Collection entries
========================================================================
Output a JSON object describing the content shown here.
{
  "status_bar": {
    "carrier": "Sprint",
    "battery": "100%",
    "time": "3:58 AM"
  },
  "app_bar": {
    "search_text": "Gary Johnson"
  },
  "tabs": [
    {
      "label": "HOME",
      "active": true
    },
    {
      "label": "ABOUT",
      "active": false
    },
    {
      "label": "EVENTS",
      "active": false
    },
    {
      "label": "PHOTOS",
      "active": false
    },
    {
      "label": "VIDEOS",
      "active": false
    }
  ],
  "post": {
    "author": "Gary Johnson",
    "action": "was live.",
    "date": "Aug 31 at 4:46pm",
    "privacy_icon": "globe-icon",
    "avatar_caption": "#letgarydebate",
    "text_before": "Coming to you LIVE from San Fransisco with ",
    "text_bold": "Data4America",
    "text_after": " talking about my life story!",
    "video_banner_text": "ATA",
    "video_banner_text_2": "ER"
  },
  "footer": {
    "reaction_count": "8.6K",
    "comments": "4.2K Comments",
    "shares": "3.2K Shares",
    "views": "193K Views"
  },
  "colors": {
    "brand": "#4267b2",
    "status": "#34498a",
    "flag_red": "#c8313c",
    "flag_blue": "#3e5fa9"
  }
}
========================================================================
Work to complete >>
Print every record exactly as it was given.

Answer to the problem >>
Output a JSON object describing the content shown here.
{
  "status_bar": {
    "carrier": "Sprint",
    "battery": "100%",
    "time": "3:58 AM"
  },
  "app_bar": {
    "search_text": "Gary Johnson"
  },
  "tabs": [
    {
      "label": "HOME",
      "active": true
    },
    {
      "label": "ABOUT",
      "active": false
    },
    {
      "label": "EVENTS",
      "active": false
    },
    {
      "label": "PHOTOS",
      "active": false
    },
    {
      "label": "VIDEOS",
      "active": false
    }
  ],
  "post": {
    "author": "Gary Johnson",
    "action": "was live.",
    "date": "Aug 31 at 4:46pm",
    "privacy_icon": "globe-icon",
    "avatar_caption": "#letgarydebate",
    "text_before": "Coming to you LIVE from San Fransisco with ",
    "text_bold": "Data4America",
    "text_after": " talking about my life story!",
    "video_banner_text": "ATA",
    "video_banner_text_2": "ER"
  },
  "footer": {
    "reaction_count": "8.6K",
    "comments": "4.2K Comments",
    "shares": "3.2K Shares",
    "views": "193K Views"
  },
  "colors": {
    "brand": "#4267b2",
    "status": "#34498a",
    "flag_red": "#c8313c",
    "flag_blue": "#3e5fa9"
  }
}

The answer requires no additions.